In the US today both GM and Ford have taken the lead of rival Hyundai in offering to make car payments for buyers who lose their jobs.
GM said it would provide payment protection (up to nine payments of $500 for new car buyers) for two years as part of its GM Total Confidence program whilst Ford unveiled its Ford Advantage plan which will cover payments for up to 12 months.
The efforts are aimed at easing buyers' concerns as the US recession continues.
GM's US sales have fallen 51.1 per cent this year (through February), and Ford's are down 45.9 per cent from year-earlier levels.
The schemes follow Hyundai, which introduced its Hyundai Assurance plan in January, and have since that time posted a 4.9 per cent sales increase.
Initially, Hyundai allowed customers to return vehicles without damaging their credit. Since then, the automaker temporarily expanded the program to include up to three months of payments.

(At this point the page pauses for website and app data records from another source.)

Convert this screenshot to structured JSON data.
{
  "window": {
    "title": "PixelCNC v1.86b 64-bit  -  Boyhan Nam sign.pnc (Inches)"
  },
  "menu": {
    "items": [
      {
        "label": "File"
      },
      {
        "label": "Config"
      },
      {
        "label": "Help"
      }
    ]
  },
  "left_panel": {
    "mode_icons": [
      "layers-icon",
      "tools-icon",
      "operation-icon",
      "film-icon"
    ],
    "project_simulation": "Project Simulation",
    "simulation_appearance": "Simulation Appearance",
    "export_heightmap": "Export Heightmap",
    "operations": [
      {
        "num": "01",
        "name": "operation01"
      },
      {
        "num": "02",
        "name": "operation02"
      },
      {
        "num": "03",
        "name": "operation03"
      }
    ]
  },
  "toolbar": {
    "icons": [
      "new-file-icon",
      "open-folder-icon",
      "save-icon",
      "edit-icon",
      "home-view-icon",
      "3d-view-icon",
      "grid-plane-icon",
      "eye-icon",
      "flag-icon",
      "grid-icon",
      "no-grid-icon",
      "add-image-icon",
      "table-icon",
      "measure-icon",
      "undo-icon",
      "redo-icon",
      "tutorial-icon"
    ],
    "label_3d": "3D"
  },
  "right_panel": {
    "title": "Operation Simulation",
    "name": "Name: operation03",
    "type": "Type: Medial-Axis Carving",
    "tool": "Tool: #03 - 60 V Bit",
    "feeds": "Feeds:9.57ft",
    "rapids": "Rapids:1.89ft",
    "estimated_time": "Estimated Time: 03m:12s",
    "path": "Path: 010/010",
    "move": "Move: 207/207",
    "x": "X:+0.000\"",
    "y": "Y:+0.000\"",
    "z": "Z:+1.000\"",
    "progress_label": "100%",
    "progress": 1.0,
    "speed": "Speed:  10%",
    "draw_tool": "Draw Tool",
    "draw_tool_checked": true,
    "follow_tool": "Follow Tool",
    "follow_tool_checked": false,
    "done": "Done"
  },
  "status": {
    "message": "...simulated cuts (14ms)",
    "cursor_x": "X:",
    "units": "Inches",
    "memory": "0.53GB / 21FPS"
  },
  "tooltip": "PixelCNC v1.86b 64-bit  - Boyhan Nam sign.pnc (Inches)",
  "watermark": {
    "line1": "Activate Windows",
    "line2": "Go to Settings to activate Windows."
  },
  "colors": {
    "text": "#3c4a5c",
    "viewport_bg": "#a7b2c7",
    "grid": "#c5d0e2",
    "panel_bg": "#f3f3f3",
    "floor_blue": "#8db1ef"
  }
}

"Hyundai has had great success getting buyers into showrooms with this kind of message, and it is certainly not unusual for automakers to copy each other's successful strategies," Edmunds' AutoObserver.com Editor Michelle Krebs said. "Now, the pressure is on the other imports that have been watching Hyundai's success and now are seeing Ford and GM rising to the occasion."